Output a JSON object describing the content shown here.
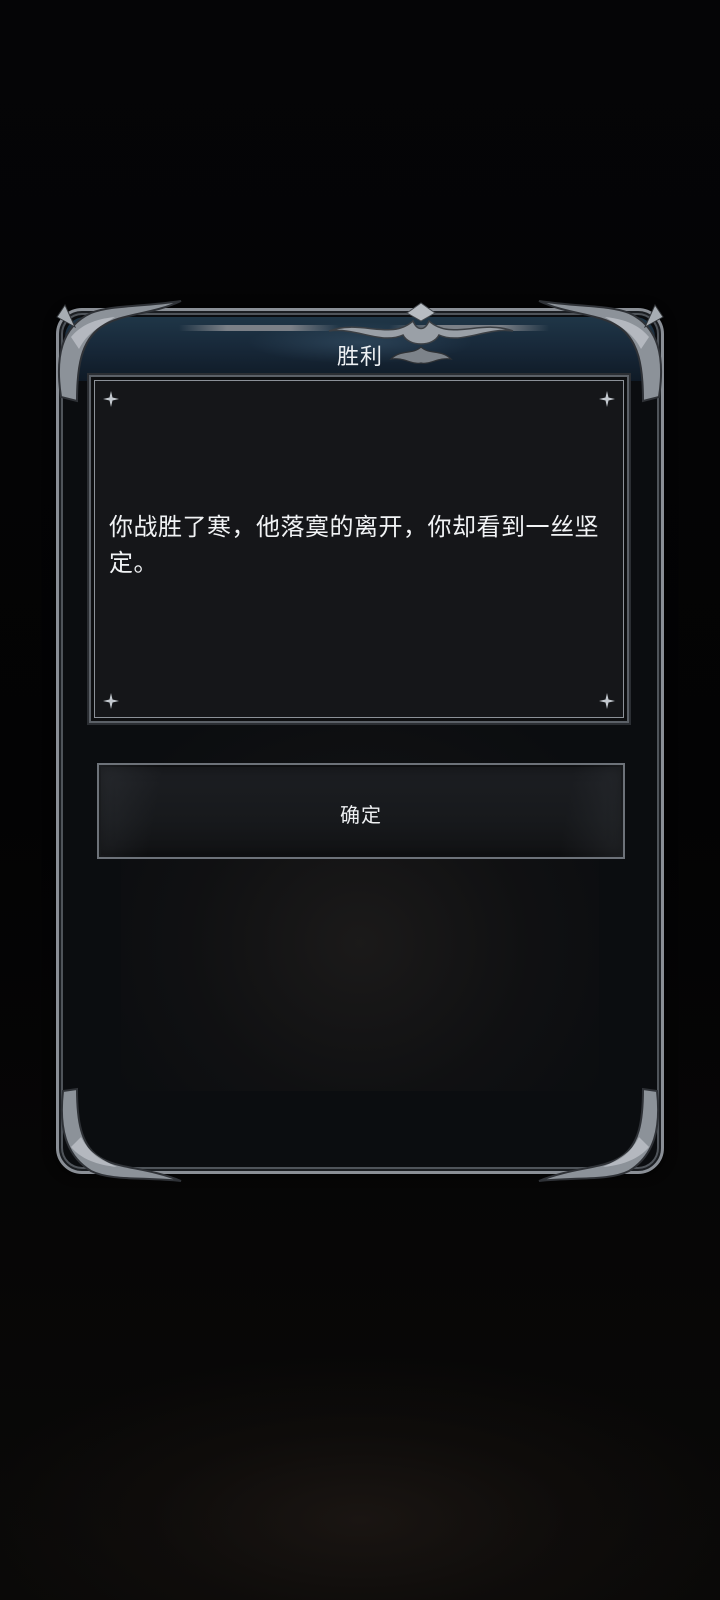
{
  "dialog": {
    "title": "胜利",
    "message": "你战胜了寒，他落寞的离开，你却看到一丝坚定。",
    "confirm_label": "确定"
  },
  "icons": {
    "corner_ornament": "ornate-silver-corner-icon",
    "title_crest": "silver-crest-icon",
    "sparkle": "four-point-star-icon"
  },
  "colors": {
    "background": "#030304",
    "frame_silver": "#8a8f96",
    "title_bar": "#1f3647",
    "panel": "#151619",
    "text": "#f1f3f5"
  }
}
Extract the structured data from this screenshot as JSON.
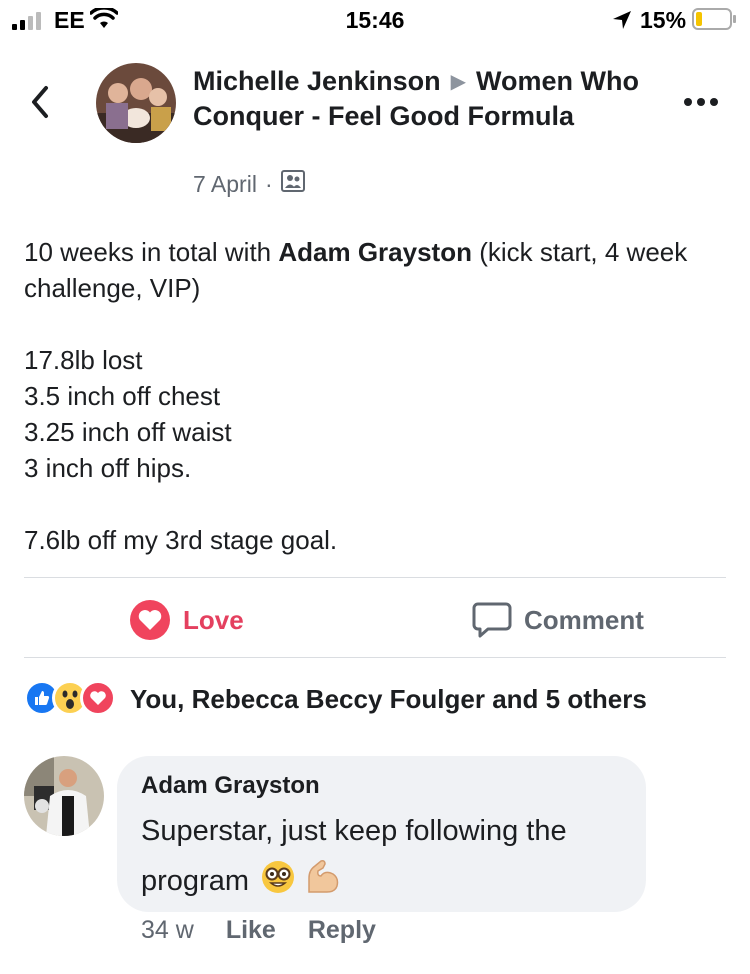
{
  "status_bar": {
    "carrier": "EE",
    "time": "15:46",
    "battery": "15%"
  },
  "post": {
    "author": "Michelle Jenkinson",
    "group": "Women Who Conquer - Feel Good Formula",
    "date": "7 April",
    "separator": "·",
    "intro_before": "10 weeks in total with ",
    "mention": "Adam Grayston",
    "intro_after": " (kick start, 4 week challenge, VIP)",
    "stats": [
      "17.8lb lost",
      "3.5 inch off chest",
      "3.25 inch off waist",
      "3 inch off hips."
    ],
    "goal": "7.6lb off my 3rd stage goal."
  },
  "actions": {
    "love": "Love",
    "comment": "Comment"
  },
  "reactions": {
    "text": "You, Rebecca Beccy Foulger and 5 others"
  },
  "comment": {
    "author": "Adam Grayston",
    "text": "Superstar, just keep following the program",
    "emojis": [
      "nerd-face",
      "flexed-biceps"
    ],
    "age": "34 w",
    "like": "Like",
    "reply": "Reply"
  },
  "colors": {
    "love": "#e4405f",
    "like_blue": "#1877f2",
    "muted": "#606770",
    "bubble": "#f0f2f5"
  }
}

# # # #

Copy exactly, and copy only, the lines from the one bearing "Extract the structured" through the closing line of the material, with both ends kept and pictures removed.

### Completed task
Extract the structured data from this screenshot as JSON.
{
  "status_bar": {
    "carrier": "EE",
    "time": "15:46",
    "battery": "15%"
  },
  "post": {
    "author": "Michelle Jenkinson",
    "group": "Women Who Conquer - Feel Good Formula",
    "date": "7 April",
    "separator": "·",
    "intro_before": "10 weeks in total with ",
    "mention": "Adam Grayston",
    "intro_after": " (kick start, 4 week challenge, VIP)",
    "stats": [
      "17.8lb lost",
      "3.5 inch off chest",
      "3.25 inch off waist",
      "3 inch off hips."
    ],
    "goal": "7.6lb off my 3rd stage goal."
  },
  "actions": {
    "love": "Love",
    "comment": "Comment"
  },
  "reactions": {
    "text": "You, Rebecca Beccy Foulger and 5 others"
  },
  "comment": {
    "author": "Adam Grayston",
    "text": "Superstar, just keep following the program",
    "emojis": [
      "nerd-face",
      "flexed-biceps"
    ],
    "age": "34 w",
    "like": "Like",
    "reply": "Reply"
  },
  "colors": {
    "love": "#e4405f",
    "like_blue": "#1877f2",
    "muted": "#606770",
    "bubble": "#f0f2f5"
  }
}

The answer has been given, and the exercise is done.